▶ TRY IT
Restate the data exactly as given and keep the pictures out.

▶ GIVEN DATA
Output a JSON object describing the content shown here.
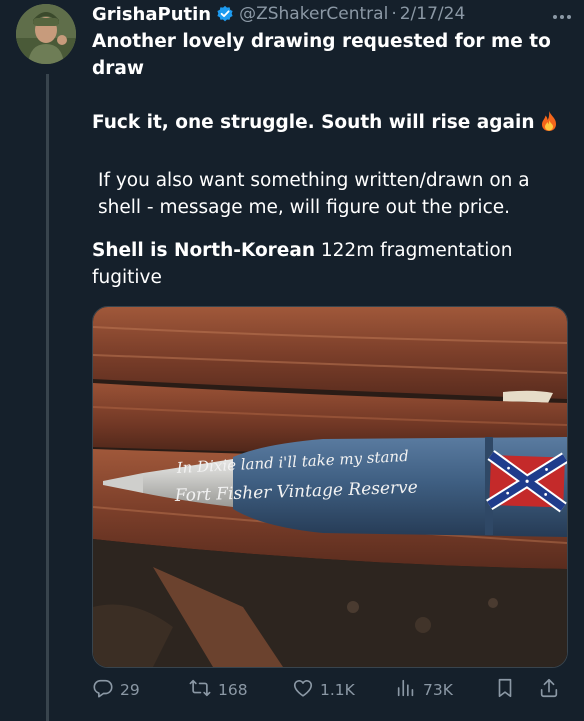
{
  "user": {
    "display_name": "GrishaPutin",
    "handle": "@ZShakerCentral",
    "separator": "·",
    "date": "2/17/24",
    "verified": true
  },
  "tweet": {
    "line1": "Another lovely drawing requested for me to draw",
    "line2": "Fuck it, one struggle. South will rise again",
    "line3": "If you also want something written/drawn on a shell - message me, will figure out the price.",
    "line4_bold": "Shell is North-Korean",
    "line4_rest": " 122m fragmentation fugitive"
  },
  "media": {
    "shell_text_line1": "In Dixie land i'll take my stand",
    "shell_text_line2": "Fort Fisher Vintage Reserve",
    "shell_color": "#3f5f82",
    "flag_red": "#c42a2a",
    "flag_blue": "#1f3c8c"
  },
  "actions": {
    "replies": "29",
    "reposts": "168",
    "likes": "1.1K",
    "views": "73K"
  },
  "icons": {
    "verified": "verified-badge-icon",
    "fire": "fire-emoji-icon",
    "more": "more-dots-icon",
    "reply": "reply-icon",
    "repost": "repost-icon",
    "like": "heart-icon",
    "views": "views-icon",
    "bookmark": "bookmark-icon",
    "share": "share-icon"
  },
  "colors": {
    "background": "#15202b",
    "secondary_text": "#8b98a5",
    "verified_blue": "#1d9bf0"
  }
}
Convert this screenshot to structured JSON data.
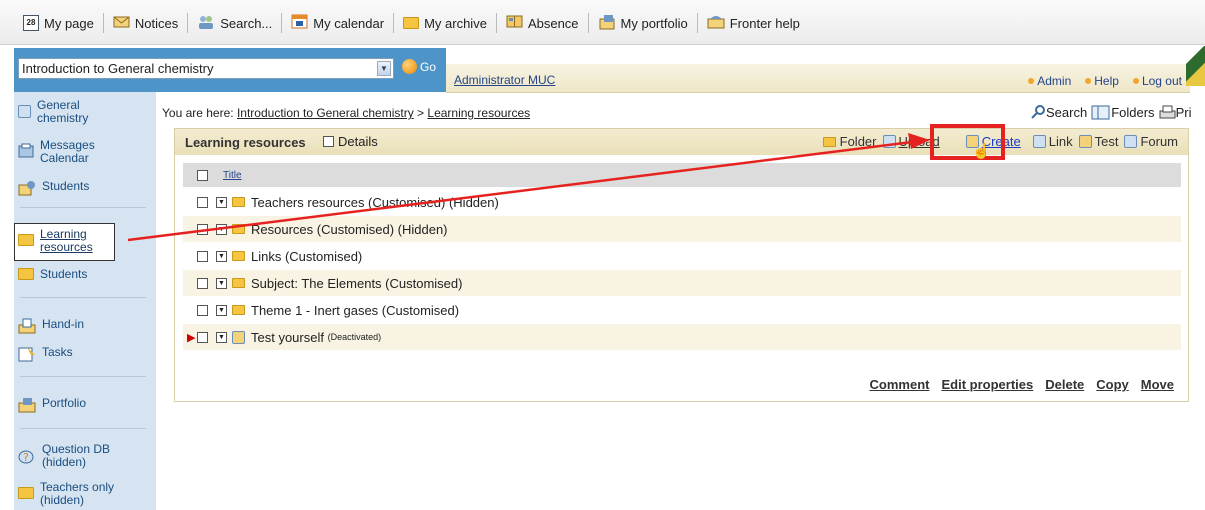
{
  "topnav": {
    "items": [
      {
        "label": "My page",
        "icon": "calendar-28-icon"
      },
      {
        "label": "Notices",
        "icon": "envelope-icon"
      },
      {
        "label": "Search...",
        "icon": "people-search-icon"
      },
      {
        "label": "My calendar",
        "icon": "calendar-icon"
      },
      {
        "label": "My archive",
        "icon": "folder-icon"
      },
      {
        "label": "Absence",
        "icon": "book-icon"
      },
      {
        "label": "My portfolio",
        "icon": "portfolio-icon"
      },
      {
        "label": "Fronter help",
        "icon": "help-icon"
      }
    ],
    "calendar_day": "28"
  },
  "course_select": {
    "value": "Introduction to General chemistry",
    "go_label": "Go"
  },
  "adminbar": {
    "user": "Administrator MUC",
    "links": [
      "Admin",
      "Help",
      "Log out"
    ]
  },
  "sidebar": {
    "items": [
      {
        "label": "General\nchemistry"
      },
      {
        "label": "Messages\nCalendar"
      },
      {
        "label": "Students"
      },
      {
        "label": "Learning\nresources"
      },
      {
        "label": "Students"
      },
      {
        "label": "Hand-in"
      },
      {
        "label": "Tasks"
      },
      {
        "label": "Portfolio"
      },
      {
        "label": "Question DB\n(hidden)"
      },
      {
        "label": "Teachers only\n(hidden)"
      }
    ]
  },
  "breadcrumb": {
    "prefix": "You are here: ",
    "course": "Introduction to General chemistry",
    "sep": " > ",
    "page": "Learning resources"
  },
  "top_tools": {
    "search": "Search",
    "folders": "Folders",
    "print": "Pri"
  },
  "panel": {
    "title": "Learning resources",
    "details_label": "Details",
    "actions": [
      "Folder",
      "Upload",
      "Create",
      "Link",
      "Test",
      "Forum"
    ],
    "column_title": "Title",
    "rows": [
      {
        "name": "Teachers resources (Customised) (Hidden)",
        "suffix": ""
      },
      {
        "name": "Resources (Customised) (Hidden)",
        "suffix": ""
      },
      {
        "name": "Links (Customised)",
        "suffix": ""
      },
      {
        "name": "Subject: The Elements (Customised)",
        "suffix": ""
      },
      {
        "name": "Theme 1 - Inert gases (Customised)",
        "suffix": ""
      },
      {
        "name": "Test yourself",
        "suffix": "(Deactivated)"
      }
    ],
    "bottom_actions": [
      "Comment",
      "Edit properties",
      "Delete",
      "Copy",
      "Move"
    ]
  },
  "colors": {
    "accent": "#4d95c8",
    "highlight": "#e5221f",
    "sidebar": "#d6e4f1"
  }
}
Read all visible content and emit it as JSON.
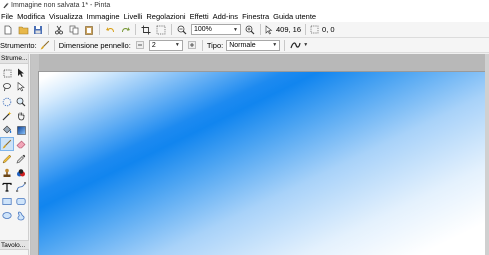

▶ EXERCISE OUTPUT
Output a JSON object describing the content shown here.
{
  "user": {
    "display_name": "GrishaPutin",
    "handle": "@ZShakerCentral",
    "separator": "·",
    "date": "2/17/24",
    "verified": true
  },
  "tweet": {
    "line1": "Another lovely drawing requested for me to draw",
    "line2": "Fuck it, one struggle. South will rise again",
    "line3": "If you also want something written/drawn on a shell - message me, will figure out the price.",
    "line4_bold": "Shell is North-Korean",
    "line4_rest": " 122m fragmentation fugitive"
  },
  "media": {
    "shell_text_line1": "In Dixie land i'll take my stand",
    "shell_text_line2": "Fort Fisher Vintage Reserve",
    "shell_color": "#3f5f82",
    "flag_red": "#c42a2a",
    "flag_blue": "#1f3c8c"
  },
  "actions": {
    "replies": "29",
    "reposts": "168",
    "likes": "1.1K",
    "views": "73K"
  },
  "icons": {
    "verified": "verified-badge-icon",
    "fire": "fire-emoji-icon",
    "more": "more-dots-icon",
    "reply": "reply-icon",
    "repost": "repost-icon",
    "like": "heart-icon",
    "views": "views-icon",
    "bookmark": "bookmark-icon",
    "share": "share-icon"
  },
  "colors": {
    "background": "#15202b",
    "secondary_text": "#8b98a5",
    "verified_blue": "#1d9bf0"
  }
}
Convert this screenshot to structured JSON data.
{
  "topnav": {
    "items": [
      {
        "label": "My page",
        "icon": "calendar-28-icon"
      },
      {
        "label": "Notices",
        "icon": "envelope-icon"
      },
      {
        "label": "Search...",
        "icon": "people-search-icon"
      },
      {
        "label": "My calendar",
        "icon": "calendar-icon"
      },
      {
        "label": "My archive",
        "icon": "folder-icon"
      },
      {
        "label": "Absence",
        "icon": "book-icon"
      },
      {
        "label": "My portfolio",
        "icon": "portfolio-icon"
      },
      {
        "label": "Fronter help",
        "icon": "help-icon"
      }
    ],
    "calendar_day": "28"
  },
  "course_select": {
    "value": "Introduction to General chemistry",
    "go_label": "Go"
  },
  "adminbar": {
    "user": "Administrator MUC",
    "links": [
      "Admin",
      "Help",
      "Log out"
    ]
  },
  "sidebar": {
    "items": [
      {
        "label": "General\nchemistry"
      },
      {
        "label": "Messages\nCalendar"
      },
      {
        "label": "Students"
      },
      {
        "label": "Learning\nresources"
      },
      {
        "label": "Students"
      },
      {
        "label": "Hand-in"
      },
      {
        "label": "Tasks"
      },
      {
        "label": "Portfolio"
      },
      {
        "label": "Question DB\n(hidden)"
      },
      {
        "label": "Teachers only\n(hidden)"
      }
    ]
  },
  "breadcrumb": {
    "prefix": "You are here: ",
    "course": "Introduction to General chemistry",
    "sep": " > ",
    "page": "Learning resources"
  },
  "top_tools": {
    "search": "Search",
    "folders": "Folders",
    "print": "Pri"
  },
  "panel": {
    "title": "Learning resources",
    "details_label": "Details",
    "actions": [
      "Folder",
      "Upload",
      "Create",
      "Link",
      "Test",
      "Forum"
    ],
    "column_title": "Title",
    "rows": [
      {
        "name": "Teachers resources (Customised) (Hidden)",
        "suffix": ""
      },
      {
        "name": "Resources (Customised) (Hidden)",
        "suffix": ""
      },
      {
        "name": "Links (Customised)",
        "suffix": ""
      },
      {
        "name": "Subject: The Elements (Customised)",
        "suffix": ""
      },
      {
        "name": "Theme 1 - Inert gases (Customised)",
        "suffix": ""
      },
      {
        "name": "Test yourself",
        "suffix": "(Deactivated)"
      }
    ],
    "bottom_actions": [
      "Comment",
      "Edit properties",
      "Delete",
      "Copy",
      "Move"
    ]
  },
  "colors": {
    "accent": "#4d95c8",
    "highlight": "#e5221f",
    "sidebar": "#d6e4f1"
  }
}
Read all visible content and emit it as JSON.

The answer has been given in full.